First, the government tries to argue that that its bogus “accommodation” is remarkably similar to the hypothetical scenario outlined in the Court’s order. It says its accommodation scheme already allows groups like the Little Sisters of the Poor to “opt out” of providing the religiously objectionable drugs and services. The government says that this scheme is only “minimally intrusive.”
The government still doesn’t get it. The problem with the government’s so-called “accommodation,” as the religious organizations have been arguing all along, is that it does not allow them to exempt themselves (in other words, truly opt out) from participating in the government’s abortifacient Mandate. The government says that its accommodation process is only “minimally intrusive,” but what right does the government have to tell a religious believer what does and does not burden a religious belief or practice? Unlike the scenario outlined by the Court, the accommodation devised by the government requires a religious objector to participate directly in a process by which abortifacients are made freely available to its employees, under pain of enormous financial penalties.
Several pages after refusing to directly address the central issue of the Court’s order, however, the government acknowledges that its accommodation process “could be modified to operate in the manner posited in the Court’s order.”
This is a disastrous admission by the government.
As explained in more detail here, one of the central issues of the Little Sisters’ case is whether the government has used the “least restrictive means” of furthering its interests – as required by the federal Religious Freedom Restoration Act (“RFRA”). As the Supreme Court unanimously held in a religious freedom case last year: “if a less restrictive means is available for the Government to achieve its goals, the Government must use it.”
By admitting that its current “accommodation” can be amended in a way as outlined by the Court, the government is admitting that there are less restrictive ways available to the government than what it’s currently doing.
Reading between the lines of the Court’s March 29th order, it’s fairly clear that the Court is looking for a way to achieve a compromise between the parties that does not require the Little Sisters to compromise their religious beliefs. While the Sisters are more than amenable to such a resolution, the government does not appear to be that keenly interested. This is not surprising. Ever since this litigation commenced, the government has steadfastly turned a blind eye to the sincerely held and longstanding religious beliefs of groups like the Little Sisters of the Poor. Only an administration like the current one could think that an order of Catholic nuns wouldn’t take issue with a process that requires them to be directly involved in the provision of abortion-inducing drugs to their employees.
Now that the additional briefing is complete, we await a final decision from the Court. Whether the Court will be able to arrive at anything other than an even 4-4 split decision remains to be seen. Whether the Court will affirm the rights to religious liberty and freedom of conscience also remains to be seen. Answers to these questions are expected by the end of June.

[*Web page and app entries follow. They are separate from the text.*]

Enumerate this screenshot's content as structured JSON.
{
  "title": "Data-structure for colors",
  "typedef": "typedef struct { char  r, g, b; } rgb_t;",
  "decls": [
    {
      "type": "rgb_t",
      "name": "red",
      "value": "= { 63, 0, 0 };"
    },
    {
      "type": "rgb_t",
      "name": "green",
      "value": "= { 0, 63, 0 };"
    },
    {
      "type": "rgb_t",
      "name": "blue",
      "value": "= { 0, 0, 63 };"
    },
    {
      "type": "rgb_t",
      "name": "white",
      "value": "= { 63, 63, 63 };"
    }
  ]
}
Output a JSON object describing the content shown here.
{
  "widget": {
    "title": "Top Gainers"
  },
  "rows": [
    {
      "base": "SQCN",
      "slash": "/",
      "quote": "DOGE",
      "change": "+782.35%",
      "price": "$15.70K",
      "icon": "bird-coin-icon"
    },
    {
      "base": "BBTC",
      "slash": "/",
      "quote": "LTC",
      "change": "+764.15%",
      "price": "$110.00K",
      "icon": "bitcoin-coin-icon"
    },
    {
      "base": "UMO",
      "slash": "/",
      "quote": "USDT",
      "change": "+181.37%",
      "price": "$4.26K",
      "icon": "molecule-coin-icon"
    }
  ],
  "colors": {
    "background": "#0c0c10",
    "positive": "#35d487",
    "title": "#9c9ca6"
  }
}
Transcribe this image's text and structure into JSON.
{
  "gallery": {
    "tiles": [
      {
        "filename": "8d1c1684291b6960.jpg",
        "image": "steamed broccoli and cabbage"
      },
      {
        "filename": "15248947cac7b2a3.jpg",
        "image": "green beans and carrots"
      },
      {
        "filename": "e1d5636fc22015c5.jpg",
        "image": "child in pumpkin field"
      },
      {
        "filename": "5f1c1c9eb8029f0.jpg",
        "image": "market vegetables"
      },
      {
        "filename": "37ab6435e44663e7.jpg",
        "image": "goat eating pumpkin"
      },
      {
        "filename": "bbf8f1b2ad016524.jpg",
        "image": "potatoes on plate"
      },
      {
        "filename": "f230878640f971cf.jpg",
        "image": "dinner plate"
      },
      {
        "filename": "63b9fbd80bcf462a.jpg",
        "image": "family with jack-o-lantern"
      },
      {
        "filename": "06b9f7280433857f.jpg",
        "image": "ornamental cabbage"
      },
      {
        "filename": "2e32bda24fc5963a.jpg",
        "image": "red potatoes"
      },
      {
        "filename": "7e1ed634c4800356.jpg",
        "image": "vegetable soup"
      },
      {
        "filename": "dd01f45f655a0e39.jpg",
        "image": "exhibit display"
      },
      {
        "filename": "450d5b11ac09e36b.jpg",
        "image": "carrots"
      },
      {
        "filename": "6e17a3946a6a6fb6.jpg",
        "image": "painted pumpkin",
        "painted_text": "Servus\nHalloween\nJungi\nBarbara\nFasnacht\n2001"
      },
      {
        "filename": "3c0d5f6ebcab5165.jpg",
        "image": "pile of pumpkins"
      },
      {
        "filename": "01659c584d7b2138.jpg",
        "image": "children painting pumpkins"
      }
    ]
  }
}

The ACLJ successfully represented seven business clients in defeating the abortion-pill mandate for business owners. We recently filed an amicus brief in this critically important extension of those cases.